The instrumentation on ‘Something To Make You Feel’ embraces a certain level of brevity. Nothing is over the top, there really aren’t any solos, per say, and the music is composed to keep Wright at the forefront of the experience. This was a very smart choice - he is the vehicle for the music, not the other way around. Tracks like ‘I Got Feelings Too’ even combine some sparse brass sections. (Plus, that track is superbly written.)
“Before you learn to love somebody else, you’ve got to learn to love you,” Wright advises on ‘She Don’t Believe In Love.’ The track culminates everything the veteran songwriter and performer does well - it’s passionate, funky, a tad bluesy, and Wright’s vocal performance is snappy and personable. It’s a wonderful precursor to ‘Happiness,’ another one of the album’s best tracks.
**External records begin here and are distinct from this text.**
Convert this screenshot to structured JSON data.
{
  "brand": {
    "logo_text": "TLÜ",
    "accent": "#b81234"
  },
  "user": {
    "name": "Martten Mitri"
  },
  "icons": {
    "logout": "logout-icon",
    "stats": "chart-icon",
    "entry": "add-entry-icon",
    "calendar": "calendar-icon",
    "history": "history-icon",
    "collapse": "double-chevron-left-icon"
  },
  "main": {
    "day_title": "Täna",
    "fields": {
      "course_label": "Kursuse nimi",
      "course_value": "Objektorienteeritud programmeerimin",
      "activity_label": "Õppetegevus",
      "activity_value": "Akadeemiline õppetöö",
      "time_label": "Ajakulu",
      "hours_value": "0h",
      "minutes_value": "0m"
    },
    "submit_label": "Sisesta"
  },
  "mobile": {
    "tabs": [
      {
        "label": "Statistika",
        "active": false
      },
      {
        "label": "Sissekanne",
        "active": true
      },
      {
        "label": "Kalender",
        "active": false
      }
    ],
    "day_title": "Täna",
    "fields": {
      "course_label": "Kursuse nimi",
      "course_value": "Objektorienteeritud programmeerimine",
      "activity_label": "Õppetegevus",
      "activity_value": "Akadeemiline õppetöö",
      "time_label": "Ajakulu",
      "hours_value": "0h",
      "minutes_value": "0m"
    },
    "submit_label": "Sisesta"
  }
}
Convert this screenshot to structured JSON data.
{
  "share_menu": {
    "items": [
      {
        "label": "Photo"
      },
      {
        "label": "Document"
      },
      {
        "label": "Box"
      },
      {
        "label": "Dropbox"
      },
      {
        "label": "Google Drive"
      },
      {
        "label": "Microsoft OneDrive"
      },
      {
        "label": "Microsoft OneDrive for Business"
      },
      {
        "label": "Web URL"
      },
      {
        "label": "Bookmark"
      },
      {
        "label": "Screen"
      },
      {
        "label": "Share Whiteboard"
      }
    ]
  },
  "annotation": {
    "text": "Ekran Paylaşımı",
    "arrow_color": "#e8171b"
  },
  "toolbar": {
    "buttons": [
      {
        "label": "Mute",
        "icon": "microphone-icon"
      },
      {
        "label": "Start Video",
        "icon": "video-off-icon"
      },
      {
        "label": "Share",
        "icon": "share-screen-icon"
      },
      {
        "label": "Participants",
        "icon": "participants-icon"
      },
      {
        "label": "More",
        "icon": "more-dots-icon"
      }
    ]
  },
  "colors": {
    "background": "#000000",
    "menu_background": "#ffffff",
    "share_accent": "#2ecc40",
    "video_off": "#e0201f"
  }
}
All of the performances on ‘Happiness’ are outstanding, and the laser-sharp execution of the composition is infectious.
‘Thank God For Tonight’ offers some of the better harmonies on the record, which are then accentuated by incredible brass sections. At one point, Wright even softly speak to his lover while a saxophone meanders in the backdrop. Wright sells the performance - this kind of soul music holds up so well when performed by someone like Wright. The soft-spoken ‘Made In The Shade’ is similar in that regard.
‘Throwing In The Towel’ is one of the more lively efforts on the album, a sound that suits Wright and his band well. The methodic funk bass is fantastic, eclipsed only by the thunderous piano performance. The track sounds like the ghost of Allen Toussaint showed up to play piano on it. On the following track, ‘Comfort Me,’ the guitar performances shine similarly.
‘Peace Of Mind’ harnesses equally strong imagery as the rest of the album’s lyrical content. It’s an inspirational track with jaw-droppingly good doses of gospel stylized throughout. ‘Storybook’ then closes the record with a song that’s actually somewhat reminiscent of a Jimmy Cliff track. It’s definitely a starkly different song to the rest of the album. That said, it’s a perfect finale.
To put it bluntly, there isn’t enough music like this nowadays. The majority of my generation isn’t even aware that this music was even popular at any time. In the contemporary scene, it’s hard to find any music like this. I mentioned Pops Staples earlier, and I think his daughter, Mavis, champions this style to large crowds nowadays in a way that few performers can do. Charles Wright is refreshing, even as an older creative now. These tracks are so worth the time of any music lover because Wright is doing what Mavis is doing. They’re keeping it alive.